- **Task item**: Provide only the number of lines below in which the string "type" occurs.
[Start of section]
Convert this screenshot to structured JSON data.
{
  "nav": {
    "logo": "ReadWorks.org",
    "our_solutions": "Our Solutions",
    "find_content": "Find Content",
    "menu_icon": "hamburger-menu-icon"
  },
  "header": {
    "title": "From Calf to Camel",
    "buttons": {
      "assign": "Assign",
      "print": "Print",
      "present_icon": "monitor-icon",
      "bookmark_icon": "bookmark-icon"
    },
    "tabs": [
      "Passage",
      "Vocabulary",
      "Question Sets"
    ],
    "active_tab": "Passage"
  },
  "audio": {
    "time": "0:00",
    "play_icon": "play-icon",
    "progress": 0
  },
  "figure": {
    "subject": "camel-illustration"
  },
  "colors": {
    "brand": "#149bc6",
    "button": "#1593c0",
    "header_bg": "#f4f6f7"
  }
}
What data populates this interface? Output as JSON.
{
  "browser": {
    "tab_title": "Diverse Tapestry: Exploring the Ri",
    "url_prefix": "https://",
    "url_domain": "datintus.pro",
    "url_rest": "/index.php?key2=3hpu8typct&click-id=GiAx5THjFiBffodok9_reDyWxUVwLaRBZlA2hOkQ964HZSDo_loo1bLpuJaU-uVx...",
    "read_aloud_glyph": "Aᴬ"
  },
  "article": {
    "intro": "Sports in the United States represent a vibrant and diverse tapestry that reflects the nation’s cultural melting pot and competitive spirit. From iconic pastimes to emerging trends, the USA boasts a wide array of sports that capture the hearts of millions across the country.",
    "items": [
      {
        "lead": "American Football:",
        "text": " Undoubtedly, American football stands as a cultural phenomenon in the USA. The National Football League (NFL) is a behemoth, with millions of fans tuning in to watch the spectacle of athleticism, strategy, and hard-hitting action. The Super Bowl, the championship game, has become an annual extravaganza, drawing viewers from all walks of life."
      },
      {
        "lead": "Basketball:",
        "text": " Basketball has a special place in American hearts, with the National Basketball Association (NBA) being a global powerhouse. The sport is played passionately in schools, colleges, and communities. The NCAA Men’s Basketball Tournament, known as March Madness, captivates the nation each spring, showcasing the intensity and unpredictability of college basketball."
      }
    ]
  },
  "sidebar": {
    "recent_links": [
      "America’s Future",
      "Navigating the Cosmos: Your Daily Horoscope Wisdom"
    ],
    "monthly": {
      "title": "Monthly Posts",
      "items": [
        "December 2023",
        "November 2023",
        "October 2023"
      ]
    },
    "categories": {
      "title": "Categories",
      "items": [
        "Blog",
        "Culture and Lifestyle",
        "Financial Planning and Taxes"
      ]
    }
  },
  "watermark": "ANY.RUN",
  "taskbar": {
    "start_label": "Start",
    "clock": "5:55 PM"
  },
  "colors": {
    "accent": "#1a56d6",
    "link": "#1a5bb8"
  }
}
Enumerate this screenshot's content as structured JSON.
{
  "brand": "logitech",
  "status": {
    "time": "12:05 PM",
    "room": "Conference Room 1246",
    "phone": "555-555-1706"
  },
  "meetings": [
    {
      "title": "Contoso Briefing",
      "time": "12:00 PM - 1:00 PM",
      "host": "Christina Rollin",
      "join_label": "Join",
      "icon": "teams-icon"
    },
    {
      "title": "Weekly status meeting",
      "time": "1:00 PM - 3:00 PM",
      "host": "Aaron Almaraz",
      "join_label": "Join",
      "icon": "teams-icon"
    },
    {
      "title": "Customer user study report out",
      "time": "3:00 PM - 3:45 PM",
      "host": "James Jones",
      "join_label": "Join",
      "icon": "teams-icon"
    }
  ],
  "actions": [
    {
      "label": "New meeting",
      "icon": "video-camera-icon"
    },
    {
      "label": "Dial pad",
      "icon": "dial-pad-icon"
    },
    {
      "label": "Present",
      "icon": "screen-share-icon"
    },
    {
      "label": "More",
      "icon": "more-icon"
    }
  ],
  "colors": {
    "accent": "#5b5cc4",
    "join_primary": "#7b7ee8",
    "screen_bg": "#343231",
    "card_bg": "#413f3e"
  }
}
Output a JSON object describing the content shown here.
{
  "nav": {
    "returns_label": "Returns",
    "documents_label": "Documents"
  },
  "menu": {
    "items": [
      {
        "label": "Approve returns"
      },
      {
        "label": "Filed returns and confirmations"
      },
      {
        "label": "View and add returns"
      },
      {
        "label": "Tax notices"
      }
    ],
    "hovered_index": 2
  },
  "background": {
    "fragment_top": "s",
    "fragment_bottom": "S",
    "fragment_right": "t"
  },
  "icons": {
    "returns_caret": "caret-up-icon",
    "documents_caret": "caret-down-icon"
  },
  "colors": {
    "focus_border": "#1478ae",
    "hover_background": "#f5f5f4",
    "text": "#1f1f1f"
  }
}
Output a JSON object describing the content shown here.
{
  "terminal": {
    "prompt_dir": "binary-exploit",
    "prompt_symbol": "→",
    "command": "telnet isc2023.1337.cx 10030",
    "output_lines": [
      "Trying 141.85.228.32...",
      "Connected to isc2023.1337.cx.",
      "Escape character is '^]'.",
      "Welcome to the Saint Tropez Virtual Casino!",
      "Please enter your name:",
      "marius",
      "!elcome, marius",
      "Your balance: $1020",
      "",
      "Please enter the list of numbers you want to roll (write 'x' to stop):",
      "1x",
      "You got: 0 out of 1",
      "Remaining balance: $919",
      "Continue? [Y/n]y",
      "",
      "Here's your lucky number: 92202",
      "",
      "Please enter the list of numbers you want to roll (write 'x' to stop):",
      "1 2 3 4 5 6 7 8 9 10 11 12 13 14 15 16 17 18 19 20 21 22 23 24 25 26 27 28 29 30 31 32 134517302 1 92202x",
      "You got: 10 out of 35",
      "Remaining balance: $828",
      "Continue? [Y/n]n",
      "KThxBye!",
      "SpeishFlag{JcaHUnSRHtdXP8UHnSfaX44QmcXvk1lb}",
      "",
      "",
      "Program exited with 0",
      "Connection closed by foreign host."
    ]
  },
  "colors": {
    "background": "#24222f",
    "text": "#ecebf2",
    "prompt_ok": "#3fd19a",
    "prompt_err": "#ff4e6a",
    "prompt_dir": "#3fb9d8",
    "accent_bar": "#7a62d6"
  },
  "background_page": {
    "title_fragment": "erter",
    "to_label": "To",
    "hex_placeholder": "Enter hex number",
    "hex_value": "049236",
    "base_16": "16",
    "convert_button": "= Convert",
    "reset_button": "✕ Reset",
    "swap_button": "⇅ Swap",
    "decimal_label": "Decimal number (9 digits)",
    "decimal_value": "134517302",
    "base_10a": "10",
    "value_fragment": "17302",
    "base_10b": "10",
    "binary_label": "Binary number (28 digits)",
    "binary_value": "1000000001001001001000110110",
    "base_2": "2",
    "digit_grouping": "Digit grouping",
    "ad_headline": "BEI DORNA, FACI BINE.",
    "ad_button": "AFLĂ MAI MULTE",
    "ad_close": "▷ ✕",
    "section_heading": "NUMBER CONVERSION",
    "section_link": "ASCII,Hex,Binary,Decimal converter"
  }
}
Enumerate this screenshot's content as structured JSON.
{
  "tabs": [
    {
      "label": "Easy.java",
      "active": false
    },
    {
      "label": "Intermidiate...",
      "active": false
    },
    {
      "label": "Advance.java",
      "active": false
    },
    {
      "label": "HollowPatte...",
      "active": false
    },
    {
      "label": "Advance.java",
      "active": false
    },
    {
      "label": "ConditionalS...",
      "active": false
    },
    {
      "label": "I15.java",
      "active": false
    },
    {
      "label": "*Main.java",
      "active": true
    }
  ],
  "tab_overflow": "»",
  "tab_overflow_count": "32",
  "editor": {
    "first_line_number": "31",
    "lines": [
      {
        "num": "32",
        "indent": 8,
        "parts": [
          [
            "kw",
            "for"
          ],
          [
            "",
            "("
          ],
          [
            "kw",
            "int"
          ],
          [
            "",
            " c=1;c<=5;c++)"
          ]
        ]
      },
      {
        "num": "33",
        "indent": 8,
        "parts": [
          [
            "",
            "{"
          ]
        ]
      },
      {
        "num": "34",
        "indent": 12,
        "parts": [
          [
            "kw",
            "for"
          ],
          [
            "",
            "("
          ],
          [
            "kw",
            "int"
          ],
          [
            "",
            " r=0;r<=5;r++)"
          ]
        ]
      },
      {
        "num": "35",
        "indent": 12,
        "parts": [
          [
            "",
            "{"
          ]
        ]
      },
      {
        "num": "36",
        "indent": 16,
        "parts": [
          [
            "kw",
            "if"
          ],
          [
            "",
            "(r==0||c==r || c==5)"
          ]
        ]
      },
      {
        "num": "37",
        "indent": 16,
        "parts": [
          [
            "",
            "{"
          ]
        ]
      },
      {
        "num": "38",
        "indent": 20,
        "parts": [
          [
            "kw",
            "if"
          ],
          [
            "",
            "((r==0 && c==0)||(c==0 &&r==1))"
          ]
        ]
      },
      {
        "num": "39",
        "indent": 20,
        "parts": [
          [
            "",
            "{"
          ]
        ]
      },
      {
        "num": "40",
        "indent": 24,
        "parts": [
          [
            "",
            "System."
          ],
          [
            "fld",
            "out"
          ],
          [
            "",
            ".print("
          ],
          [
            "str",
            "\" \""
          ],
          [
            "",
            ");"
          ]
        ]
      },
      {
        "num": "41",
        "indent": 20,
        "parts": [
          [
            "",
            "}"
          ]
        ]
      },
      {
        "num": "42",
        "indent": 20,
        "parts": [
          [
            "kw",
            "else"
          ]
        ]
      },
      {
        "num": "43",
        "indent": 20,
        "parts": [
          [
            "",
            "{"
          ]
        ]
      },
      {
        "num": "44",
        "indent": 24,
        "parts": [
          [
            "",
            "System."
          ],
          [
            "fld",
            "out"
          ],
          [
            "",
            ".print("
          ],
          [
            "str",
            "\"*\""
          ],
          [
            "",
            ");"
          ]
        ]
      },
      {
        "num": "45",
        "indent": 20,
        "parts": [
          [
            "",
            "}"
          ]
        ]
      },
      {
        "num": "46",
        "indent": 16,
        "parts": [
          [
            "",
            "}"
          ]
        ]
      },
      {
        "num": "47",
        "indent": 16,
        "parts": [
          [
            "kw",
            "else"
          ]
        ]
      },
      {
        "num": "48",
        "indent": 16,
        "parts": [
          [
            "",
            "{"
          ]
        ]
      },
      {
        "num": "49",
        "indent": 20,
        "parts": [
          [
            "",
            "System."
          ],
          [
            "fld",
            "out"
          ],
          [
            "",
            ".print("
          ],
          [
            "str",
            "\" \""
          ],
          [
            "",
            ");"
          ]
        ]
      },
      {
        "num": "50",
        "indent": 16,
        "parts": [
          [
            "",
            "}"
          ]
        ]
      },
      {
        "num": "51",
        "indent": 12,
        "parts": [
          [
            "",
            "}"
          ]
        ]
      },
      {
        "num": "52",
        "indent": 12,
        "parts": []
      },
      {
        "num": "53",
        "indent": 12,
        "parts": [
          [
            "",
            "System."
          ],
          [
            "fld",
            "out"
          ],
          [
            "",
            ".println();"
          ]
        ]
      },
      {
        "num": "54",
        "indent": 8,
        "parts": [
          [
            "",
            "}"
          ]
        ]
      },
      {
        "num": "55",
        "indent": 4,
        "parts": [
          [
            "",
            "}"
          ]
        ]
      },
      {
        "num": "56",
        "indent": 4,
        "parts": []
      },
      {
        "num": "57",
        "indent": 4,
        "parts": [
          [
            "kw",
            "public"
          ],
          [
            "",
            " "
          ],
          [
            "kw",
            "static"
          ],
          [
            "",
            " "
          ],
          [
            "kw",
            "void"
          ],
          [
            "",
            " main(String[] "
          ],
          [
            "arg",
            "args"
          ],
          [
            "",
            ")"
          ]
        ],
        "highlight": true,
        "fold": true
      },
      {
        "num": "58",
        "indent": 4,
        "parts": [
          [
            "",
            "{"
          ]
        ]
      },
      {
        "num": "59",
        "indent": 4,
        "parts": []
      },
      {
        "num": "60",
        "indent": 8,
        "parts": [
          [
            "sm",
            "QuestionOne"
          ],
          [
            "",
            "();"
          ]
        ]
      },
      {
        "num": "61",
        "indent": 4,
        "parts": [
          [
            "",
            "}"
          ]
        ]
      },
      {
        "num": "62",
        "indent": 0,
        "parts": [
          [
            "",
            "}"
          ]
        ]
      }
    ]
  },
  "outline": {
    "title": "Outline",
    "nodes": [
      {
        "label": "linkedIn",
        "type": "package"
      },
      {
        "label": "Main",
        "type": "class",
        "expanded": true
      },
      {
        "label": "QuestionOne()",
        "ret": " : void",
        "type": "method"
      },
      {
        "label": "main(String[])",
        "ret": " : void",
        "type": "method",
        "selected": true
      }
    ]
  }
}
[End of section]
- **Solution**: 4